The molecule as a harmonic Oscillator:
The near-infrared spectrum is obtained due to vibrations of the nuclei in the diatomic molecule along the internuclear axis.
This simplest possible assumption about the form of vibration is to treat the molecule as a harmonic oscillator.
Making this substitution, in eq. (i) , we get :
This gives the allowed energies for the harmonic oscillator. v is called vibrational quantum number which can take integral values :
v = 0, 1, 2, 3, …………
A special feature of quantum -mechanical oscillator is the existence of zero-point energy.

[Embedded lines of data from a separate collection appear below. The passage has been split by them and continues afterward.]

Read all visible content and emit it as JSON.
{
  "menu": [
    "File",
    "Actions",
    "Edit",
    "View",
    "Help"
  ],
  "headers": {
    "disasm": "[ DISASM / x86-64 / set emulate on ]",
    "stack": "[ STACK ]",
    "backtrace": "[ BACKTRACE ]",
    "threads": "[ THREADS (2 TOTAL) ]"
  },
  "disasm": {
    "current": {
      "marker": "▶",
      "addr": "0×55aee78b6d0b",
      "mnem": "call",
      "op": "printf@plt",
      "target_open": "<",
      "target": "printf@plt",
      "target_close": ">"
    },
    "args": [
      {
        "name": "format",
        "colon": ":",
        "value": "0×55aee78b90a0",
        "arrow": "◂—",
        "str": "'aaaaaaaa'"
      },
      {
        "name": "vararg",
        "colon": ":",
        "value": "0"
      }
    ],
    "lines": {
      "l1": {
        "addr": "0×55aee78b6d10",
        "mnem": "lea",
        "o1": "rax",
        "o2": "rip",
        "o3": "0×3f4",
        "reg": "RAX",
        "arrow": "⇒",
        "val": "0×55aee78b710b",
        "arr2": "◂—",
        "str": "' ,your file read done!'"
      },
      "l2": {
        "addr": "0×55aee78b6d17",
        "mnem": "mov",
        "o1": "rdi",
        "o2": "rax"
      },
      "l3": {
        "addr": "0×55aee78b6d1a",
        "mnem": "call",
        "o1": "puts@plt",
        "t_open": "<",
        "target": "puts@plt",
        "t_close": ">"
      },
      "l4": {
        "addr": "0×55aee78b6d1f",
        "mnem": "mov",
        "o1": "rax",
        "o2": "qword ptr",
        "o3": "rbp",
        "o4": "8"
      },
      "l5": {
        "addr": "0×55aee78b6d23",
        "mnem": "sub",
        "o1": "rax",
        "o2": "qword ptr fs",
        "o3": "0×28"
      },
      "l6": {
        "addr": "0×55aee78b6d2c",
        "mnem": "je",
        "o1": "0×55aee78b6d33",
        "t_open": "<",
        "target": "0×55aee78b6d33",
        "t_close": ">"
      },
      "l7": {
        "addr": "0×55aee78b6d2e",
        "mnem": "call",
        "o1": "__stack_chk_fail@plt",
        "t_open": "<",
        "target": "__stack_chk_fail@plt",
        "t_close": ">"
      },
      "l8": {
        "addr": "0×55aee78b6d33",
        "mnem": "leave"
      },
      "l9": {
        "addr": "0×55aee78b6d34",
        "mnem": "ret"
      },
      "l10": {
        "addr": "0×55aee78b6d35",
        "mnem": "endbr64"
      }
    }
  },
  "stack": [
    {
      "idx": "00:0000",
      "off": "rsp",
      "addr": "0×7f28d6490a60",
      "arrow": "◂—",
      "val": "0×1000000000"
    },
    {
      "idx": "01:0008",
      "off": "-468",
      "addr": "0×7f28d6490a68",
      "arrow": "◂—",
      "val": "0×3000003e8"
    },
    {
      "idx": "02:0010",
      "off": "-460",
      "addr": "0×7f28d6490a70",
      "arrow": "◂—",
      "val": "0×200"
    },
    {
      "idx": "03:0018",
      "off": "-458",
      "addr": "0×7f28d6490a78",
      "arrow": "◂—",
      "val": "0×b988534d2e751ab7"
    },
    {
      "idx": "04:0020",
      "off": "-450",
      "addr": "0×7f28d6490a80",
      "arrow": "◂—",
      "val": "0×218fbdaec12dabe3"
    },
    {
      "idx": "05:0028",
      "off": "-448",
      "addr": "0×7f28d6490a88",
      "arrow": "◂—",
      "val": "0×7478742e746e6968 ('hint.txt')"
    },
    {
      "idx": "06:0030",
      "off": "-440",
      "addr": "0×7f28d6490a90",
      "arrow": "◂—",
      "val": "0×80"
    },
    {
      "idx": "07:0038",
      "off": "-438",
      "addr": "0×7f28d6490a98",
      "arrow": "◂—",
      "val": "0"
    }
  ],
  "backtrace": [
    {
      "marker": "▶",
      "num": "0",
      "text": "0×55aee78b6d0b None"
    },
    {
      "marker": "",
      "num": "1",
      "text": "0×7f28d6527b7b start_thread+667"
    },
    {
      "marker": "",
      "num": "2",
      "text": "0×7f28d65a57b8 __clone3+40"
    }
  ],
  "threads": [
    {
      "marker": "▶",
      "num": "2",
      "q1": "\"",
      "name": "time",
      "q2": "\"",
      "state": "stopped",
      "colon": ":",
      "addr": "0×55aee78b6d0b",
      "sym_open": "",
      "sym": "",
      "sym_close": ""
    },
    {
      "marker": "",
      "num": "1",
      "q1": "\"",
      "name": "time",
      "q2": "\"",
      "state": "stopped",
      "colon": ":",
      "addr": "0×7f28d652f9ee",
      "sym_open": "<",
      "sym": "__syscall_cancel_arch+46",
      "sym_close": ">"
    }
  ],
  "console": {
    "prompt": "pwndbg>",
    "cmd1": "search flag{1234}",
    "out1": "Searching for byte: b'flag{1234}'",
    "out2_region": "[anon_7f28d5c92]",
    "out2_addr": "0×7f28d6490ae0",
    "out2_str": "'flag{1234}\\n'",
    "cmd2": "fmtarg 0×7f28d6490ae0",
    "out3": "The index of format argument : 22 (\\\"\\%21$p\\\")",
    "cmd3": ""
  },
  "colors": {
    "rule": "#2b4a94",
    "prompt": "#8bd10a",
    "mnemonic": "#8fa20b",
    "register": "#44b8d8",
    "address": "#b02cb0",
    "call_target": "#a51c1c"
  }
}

Let us now investigate that expected spectrum of such an oscillator. The vibrational term ( energies in wave number unit m^-1 or cm^-1) are :
Thus, we have a series of equispaced discrete vibrational levels with common separation ω.
|Fig. Discrete vibrational levels|
When a transition takes place between an upper-level v’ and at a lower level v”, the wave number of the emitted or absorbed radiation is given by :
The selection rule (Δv = ±1) gives :
v’ = v” + 1
Most of the electrons remains in ground state, i.e. the state corresponding to v = 0
Therefore, the main vibrational absorption transition is from v = 0 to v = 1 ,i.e. lower level v” = 0 and upper level v’ = +1. Thus, the vibrational spectrum is expected to consists of a single band of ω (cm^-1).